In pale imitation of Francis, this article focuses on the wound of AIDS. I wish to acknowledge the sorrow of that disease but also to grasp the hope that comes only from facing its reality and its mystery. I want to suggest that Karl Rahner/s theology of "Christian pessimism"3 offers a theological hermeneutic within which the experience of AIDS can be interpreted and pastorally embraced. While other theological avenues are possible, Rahner's approach is particularly apt. The starting point for his theology is an unflinching acceptance of the full reality of the human condition, a commitment to truth—to begin with what is the case. Furthermore, Rahner's is a solidly Christocen-tric theology, pushing through the central motifs of the revelation of God in Jesus and finding their focus in the interstices of human existence. A theology such as this, rooted in the real, centered on Christ, and clarified in human existence itself, can point us beyond the present situation toward a horizon of hope; it can ground a compassionate response to the sorrow of AIDS and, by analogy, to other experiences of human sorrow. If theology is an account of our hope, this article intends to be an exercise in theology in that most foundational sense.

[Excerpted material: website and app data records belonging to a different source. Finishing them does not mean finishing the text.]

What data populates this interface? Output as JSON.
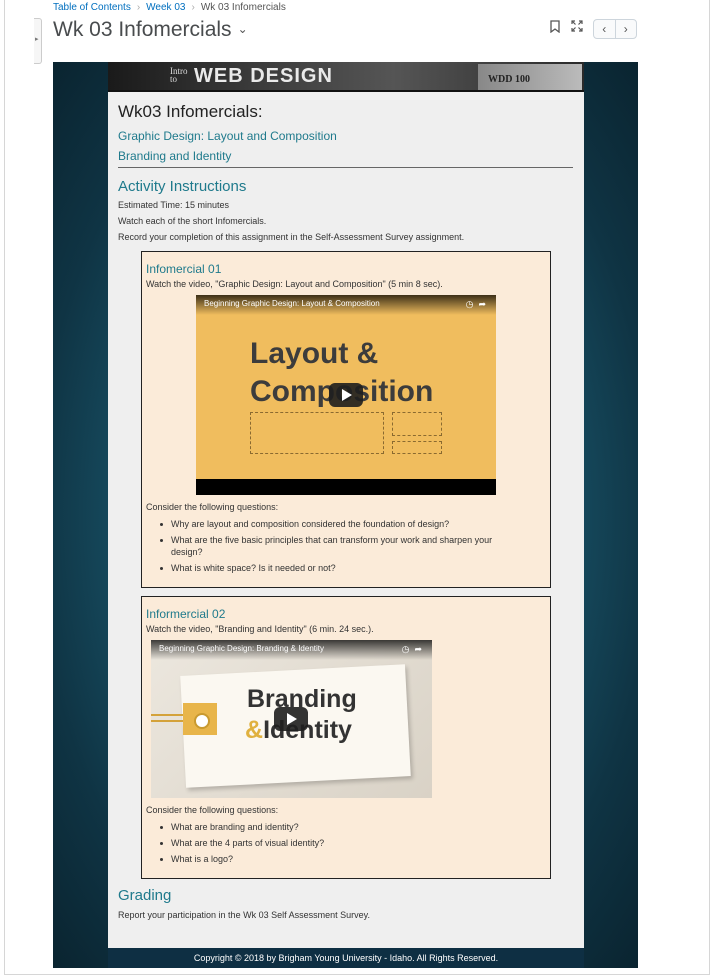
{
  "breadcrumb": {
    "items": [
      "Table of Contents",
      "Week 03",
      "Wk 03  Infomercials"
    ]
  },
  "header": {
    "title": "Wk 03  Infomercials",
    "icons": [
      "bookmark-icon",
      "fullscreen-icon",
      "chevron-left-icon",
      "chevron-right-icon"
    ]
  },
  "banner": {
    "intro": "Intro to",
    "title": "WEB DESIGN",
    "code": "WDD 100"
  },
  "page": {
    "heading": "Wk03  Infomercials:",
    "links": [
      "Graphic Design: Layout and Composition",
      "Branding and Identity"
    ],
    "activity_heading": "Activity Instructions",
    "instructions": [
      "Estimated Time: 15 minutes",
      "Watch each of the short Infomercials.",
      "Record your completion of this assignment in the Self-Assessment Survey assignment."
    ],
    "infomercials": [
      {
        "title": "Infomercial 01",
        "description": "Watch the video, \"Graphic Design: Layout and Composition\" (5 min 8 sec).",
        "video_title": "Beginning Graphic Design: Layout & Composition",
        "video_text_line1": "Layout &",
        "video_text_line2": "Composition",
        "questions_intro": "Consider the following questions:",
        "questions": [
          "Why are layout and composition considered the foundation of design?",
          "What are the five basic principles that can transform your work and sharpen your design?",
          "What is white space?  Is it needed or not?"
        ]
      },
      {
        "title": "Informercial 02",
        "description": "Watch the video, \"Branding and Identity\" (6 min. 24 sec.).",
        "video_title": "Beginning Graphic Design: Branding & Identity",
        "video_text_line1": "Branding",
        "video_text_amp": "&",
        "video_text_line2": "Identity",
        "questions_intro": "Consider the following questions:",
        "questions": [
          "What are branding and identity?",
          "What are the 4 parts of visual identity?",
          "What is a logo?"
        ]
      }
    ],
    "grading_heading": "Grading",
    "grading_text": "Report your participation in the Wk 03 Self Assessment Survey.",
    "footer": "Copyright © 2018 by Brigham Young University - Idaho. All Rights Reserved."
  },
  "colors": {
    "accent": "#1f7a8c",
    "box_bg": "#fbebd9",
    "footer_bg": "#0e2f43",
    "video1_bg": "#f0bd5e"
  }
}
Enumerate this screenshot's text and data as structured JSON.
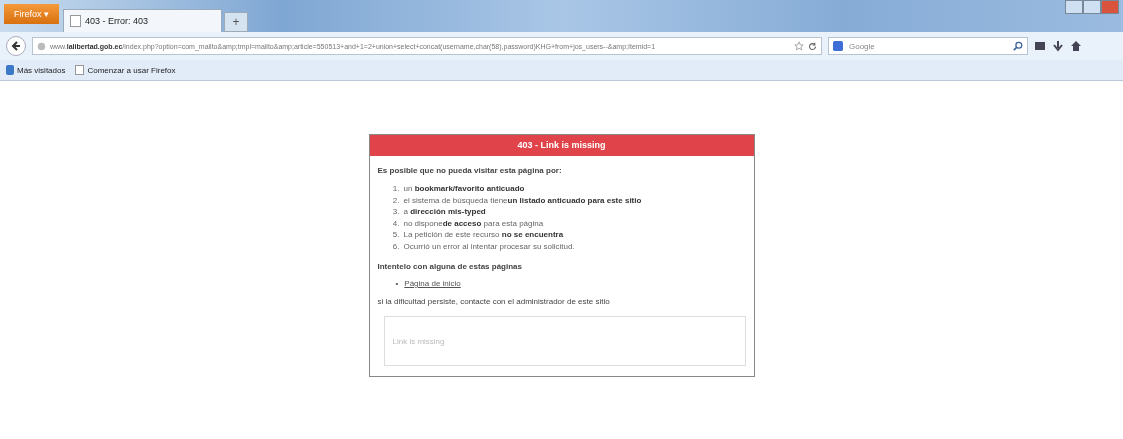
{
  "browser": {
    "menu_button": "Firefox",
    "menu_arrow": "▾",
    "tabs": [
      {
        "title": "403 - Error: 403",
        "selected": true
      }
    ],
    "new_tab": "+",
    "url": "www.**lalibertad.gob.ec**/index.php?option=com_mailto&amp;tmpl=mailto&amp;article=550513+and+1=2+union+select+concat(username,char(58),password)KHG+from+jos_users--&amp;Itemid=1",
    "search_placeholder": "Google",
    "bookmarks": [
      "Más visitados",
      "Comenzar a usar Firefox"
    ]
  },
  "error_card": {
    "title": "403 - Link is missing",
    "intro": "Es posible que no pueda visitar esta página por:",
    "reasons": [
      {
        "number": "1.",
        "text": "un **bookmark/favorito anticuado**"
      },
      {
        "number": "2.",
        "text": "el sistema de búsqueda tiene**un listado anticuado para este sitio**"
      },
      {
        "number": "3.",
        "text": "a **dirección mis-typed**"
      },
      {
        "number": "4.",
        "text": "no dispone**de acceso** para esta página"
      },
      {
        "number": "5.",
        "text": "La petición de este recurso **no se encuentra**"
      },
      {
        "number": "6.",
        "text": "Ocurrió un error al intentar procesar su solicitud."
      }
    ],
    "pages_heading": "Intentelo con alguna de estas páginas",
    "links": [
      {
        "bullet": "•",
        "text": "Página de inicio"
      }
    ],
    "footer": "si la dificultad persiste, contacte con el administrador de este sitio",
    "message": "Link is missing"
  }
}
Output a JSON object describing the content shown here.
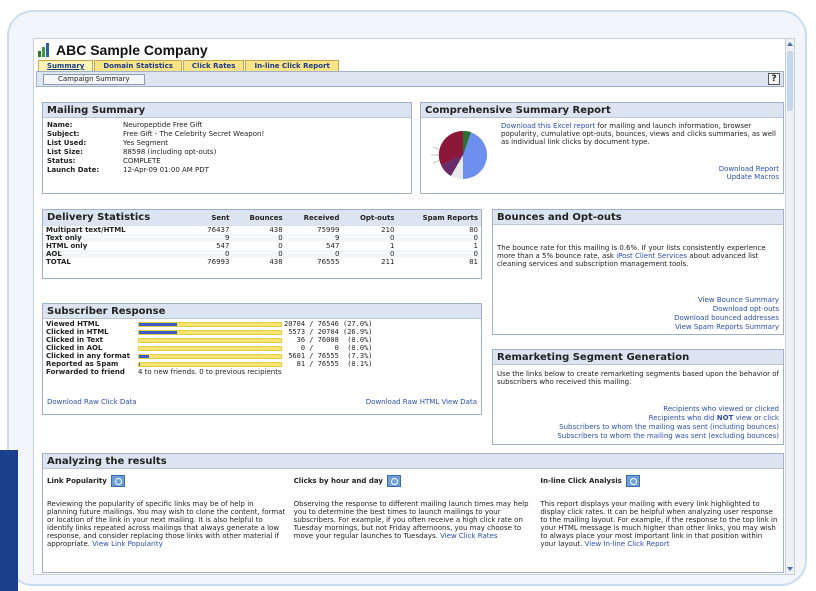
{
  "app": {
    "title": "ABC Sample Company"
  },
  "tabs": [
    {
      "label": "Summary"
    },
    {
      "label": "Domain Statistics"
    },
    {
      "label": "Click Rates"
    },
    {
      "label": "In-line Click Report"
    }
  ],
  "subnav": {
    "button": "Campaign Summary",
    "help": "?"
  },
  "mailing_summary": {
    "title": "Mailing Summary",
    "rows": [
      {
        "key": "Name:",
        "value": "Neuropeptide Free Gift"
      },
      {
        "key": "Subject:",
        "value": "Free Gift - The Celebrity Secret Weapon!"
      },
      {
        "key": "List Used:",
        "value": "Yes Segment"
      },
      {
        "key": "List Size:",
        "value": "88598 (including opt-outs)"
      },
      {
        "key": "Status:",
        "value": "COMPLETE"
      },
      {
        "key": "Launch Date:",
        "value": "12-Apr-09 01:00 AM PDT"
      }
    ]
  },
  "comprehensive": {
    "title": "Comprehensive Summary Report",
    "link": "Download this Excel report",
    "text": " for mailing and launch information, browser popularity, cumulative opt-outs, bounces, views and clicks summaries, as well as individual link clicks by document type.",
    "download": "Download Report",
    "update": "Update Macros"
  },
  "delivery": {
    "title": "Delivery Statistics",
    "headers": [
      "Sent",
      "Bounces",
      "Received",
      "Opt-outs",
      "Spam Reports"
    ],
    "rows": [
      {
        "label": "Multipart text/HTML",
        "values": [
          "76437",
          "438",
          "75999",
          "210",
          "80"
        ]
      },
      {
        "label": "Text only",
        "values": [
          "9",
          "0",
          "9",
          "0",
          "0"
        ]
      },
      {
        "label": "HTML only",
        "values": [
          "547",
          "0",
          "547",
          "1",
          "1"
        ]
      },
      {
        "label": "AOL",
        "values": [
          "0",
          "0",
          "0",
          "0",
          "0"
        ]
      },
      {
        "label": "TOTAL",
        "values": [
          "76993",
          "438",
          "76555",
          "211",
          "81"
        ]
      }
    ]
  },
  "bounces": {
    "title": "Bounces and Opt-outs",
    "text_before": "The bounce rate for this mailing is 0.6%. If your lists consistently experience more than a 5% bounce rate, ask ",
    "link": "iPost Client Services",
    "text_after": " about advanced list cleaning services and subscription management tools.",
    "links": [
      "View Bounce Summary",
      "Download opt-outs",
      "Download bounced addresses",
      "View Spam Reports Summary"
    ]
  },
  "subscriber": {
    "title": "Subscriber Response",
    "rows": [
      {
        "label": "Viewed HTML",
        "fraction": 0.27,
        "value": "20704 / 76546 (27.0%)"
      },
      {
        "label": "Clicked in HTML",
        "fraction": 0.269,
        "value": " 5573 / 20704 (26.9%)"
      },
      {
        "label": "Clicked in Text",
        "fraction": 0.0,
        "value": "   36 / 76008  (0.0%)"
      },
      {
        "label": "Clicked in AOL",
        "fraction": 0.0,
        "value": "    0 /     0  (0.0%)"
      },
      {
        "label": "Clicked in any format",
        "fraction": 0.073,
        "value": " 5601 / 76555  (7.3%)"
      },
      {
        "label": "Reported as Spam",
        "fraction": 0.001,
        "value": "   81 / 76555  (0.1%)"
      }
    ],
    "forward_label": "Forwarded to friend",
    "forward_value": "4 to new friends. 0 to previous recipients",
    "download_click": "Download Raw Click Data",
    "download_html": "Download Raw HTML View Data"
  },
  "remarketing": {
    "title": "Remarketing Segment Generation",
    "text": "Use the links below to create remarketing segments based upon the behavior of subscribers who received this mailing.",
    "links": [
      "Recipients who viewed or clicked",
      "Subscribers to whom the mailing was sent (including bounces)",
      "Subscribers to whom the mailing was sent (excluding bounces)"
    ],
    "not_prefix": "Recipients who did ",
    "not_word": "NOT",
    "not_suffix": " view or click"
  },
  "analyzing": {
    "title": "Analyzing the results",
    "columns": [
      {
        "heading": "Link Popularity",
        "text": "Reviewing the popularity of specific links may be of help in planning future mailings. You may wish to clone the content, format or location of the link in your next mailing. It is also helpful to identify links repeated across mailings that always generate a low response, and consider replacing those links with other material if appropriate. ",
        "link": "View Link Popularity"
      },
      {
        "heading": "Clicks by hour and day",
        "text": "Observing the response to different mailing launch times may help you to determine the best times to launch mailings to your subscribers. For example, if you often receive a high click rate on Tuesday mornings, but not Friday afternoons, you may choose to move your regular launches to Tuesdays. ",
        "link": "View Click Rates"
      },
      {
        "heading": "In-line Click Analysis",
        "text": "This report displays your mailing with every link highlighted to display click rates. It can be helpful when analyzing user response to the mailing layout. For example, if the response to the top link in your HTML message is much higher than other links, you may wish to always place your most important link in that position within your layout. ",
        "link": "View In-line Click Report"
      }
    ]
  },
  "colors": {
    "accent": "#1c3f8c",
    "tab": "#fbe388",
    "bar_fill": "#3a5ec6",
    "bar_track": "#f8e46a",
    "pie": [
      "#6c8ff0",
      "#8b1838",
      "#e8e8e8",
      "#6a2a6a",
      "#2f6f2f"
    ]
  }
}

See also “Rahner’s Christian Pessimism: The Problem of Perplexity.” Philosophy and Theology 9/1–2 (1996) 151–76 [published later but dated earlier]